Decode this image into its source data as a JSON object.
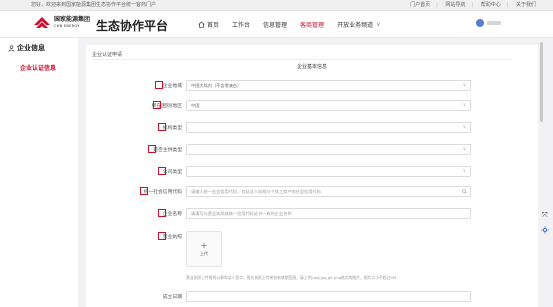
{
  "topbar": {
    "welcome": "您好，欢迎来到国家能源集团生态协作平台统一客商门户",
    "links": [
      "门户首页",
      "网站导航",
      "帮助中心",
      "关于我们"
    ]
  },
  "header": {
    "logo_cn": "国家能源集团",
    "logo_en": "CHN ENERGY",
    "platform_title": "生态协作平台",
    "nav": [
      {
        "label": "首页",
        "icon": "home-icon"
      },
      {
        "label": "工作台"
      },
      {
        "label": "信息管理"
      },
      {
        "label": "客商管理",
        "active": true
      },
      {
        "label": "开放业务频道",
        "dropdown": true
      }
    ],
    "accent_color": "#c8102e"
  },
  "sidebar": {
    "title": "企业信息",
    "title_icon": "user-icon",
    "items": [
      {
        "label": "企业认证信息",
        "active": true
      }
    ]
  },
  "main": {
    "section_title": "企业认证申请",
    "basic_title": "企业基本信息",
    "fields": [
      {
        "label": "企业地域",
        "value": "中国大陆内（不含港澳台）",
        "type": "select"
      },
      {
        "label": "所在国别/地区",
        "value": "中国",
        "type": "select"
      },
      {
        "label": "机构类型",
        "placeholder": "",
        "type": "select"
      },
      {
        "label": "是否主供类型",
        "placeholder": "",
        "type": "select"
      },
      {
        "label": "公司类型",
        "placeholder": "",
        "type": "select"
      },
      {
        "label": "统一社会信用代码",
        "placeholder": "请输入统一社会信用代码，包括法人机构与个体工商户的社会信用代码",
        "type": "search"
      },
      {
        "label": "企业名称",
        "placeholder": "请填写与营业执照或统一信用代码证书一致的企业名称",
        "type": "text"
      }
    ],
    "license": {
      "label": "营业执照",
      "upload_label": "上传",
      "hint": "营业执照上传需附公章和法人签字，营业执照上传单份有效期范围，请上传jpeg,jpg,gif,png格式的图片，图片大小不超过5M"
    },
    "date_label": "成立日期"
  },
  "floaters": {
    "a": "⤧",
    "b": "gear-icon"
  }
}
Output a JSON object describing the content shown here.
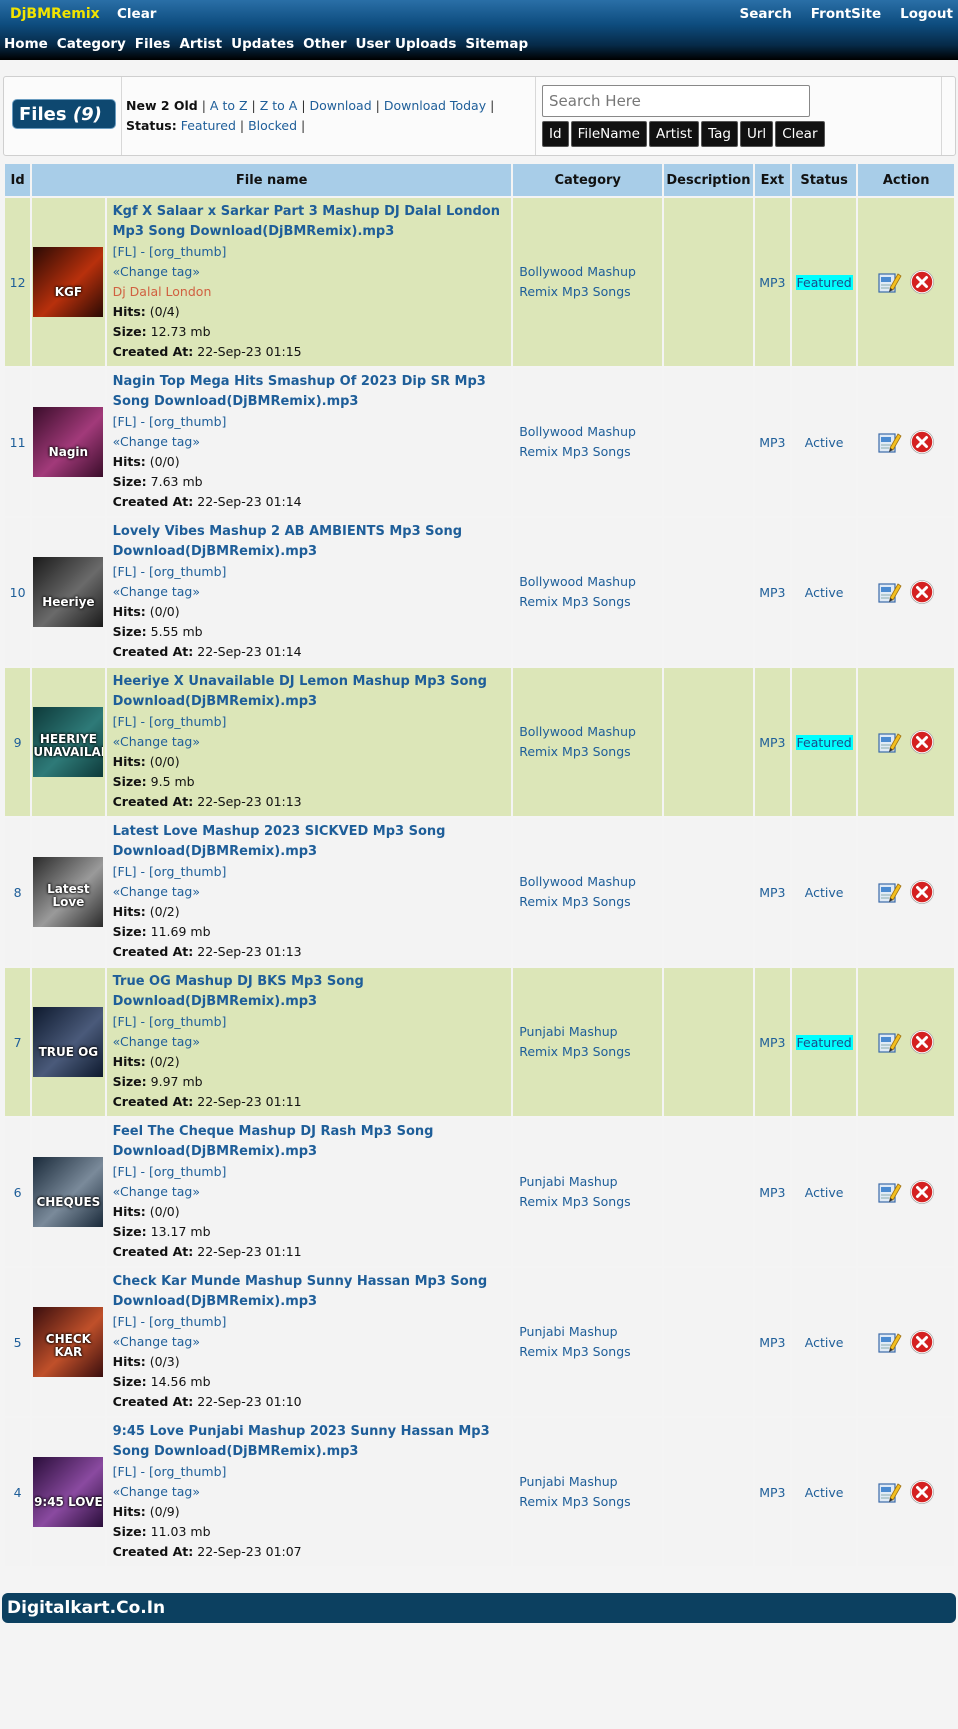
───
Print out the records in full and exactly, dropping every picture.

- Response to the exercise:
Decode this image into its source data as a JSON object.
{
  "topbar": {
    "welcome": "您好，欢迎来到国家能源集团生态协作平台统一客商门户",
    "links": [
      "门户首页",
      "网站导航",
      "帮助中心",
      "关于我们"
    ]
  },
  "header": {
    "logo_cn": "国家能源集团",
    "logo_en": "CHN ENERGY",
    "platform_title": "生态协作平台",
    "nav": [
      {
        "label": "首页",
        "icon": "home-icon"
      },
      {
        "label": "工作台"
      },
      {
        "label": "信息管理"
      },
      {
        "label": "客商管理",
        "active": true
      },
      {
        "label": "开放业务频道",
        "dropdown": true
      }
    ],
    "accent_color": "#c8102e"
  },
  "sidebar": {
    "title": "企业信息",
    "title_icon": "user-icon",
    "items": [
      {
        "label": "企业认证信息",
        "active": true
      }
    ]
  },
  "main": {
    "section_title": "企业认证申请",
    "basic_title": "企业基本信息",
    "fields": [
      {
        "label": "企业地域",
        "value": "中国大陆内（不含港澳台）",
        "type": "select"
      },
      {
        "label": "所在国别/地区",
        "value": "中国",
        "type": "select"
      },
      {
        "label": "机构类型",
        "placeholder": "",
        "type": "select"
      },
      {
        "label": "是否主供类型",
        "placeholder": "",
        "type": "select"
      },
      {
        "label": "公司类型",
        "placeholder": "",
        "type": "select"
      },
      {
        "label": "统一社会信用代码",
        "placeholder": "请输入统一社会信用代码，包括法人机构与个体工商户的社会信用代码",
        "type": "search"
      },
      {
        "label": "企业名称",
        "placeholder": "请填写与营业执照或统一信用代码证书一致的企业名称",
        "type": "text"
      }
    ],
    "license": {
      "label": "营业执照",
      "upload_label": "上传",
      "hint": "营业执照上传需附公章和法人签字，营业执照上传单份有效期范围，请上传jpeg,jpg,gif,png格式的图片，图片大小不超过5M"
    },
    "date_label": "成立日期"
  },
  "floaters": {
    "a": "⤧",
    "b": "gear-icon"
  }
}
Output a JSON object describing the content shown here.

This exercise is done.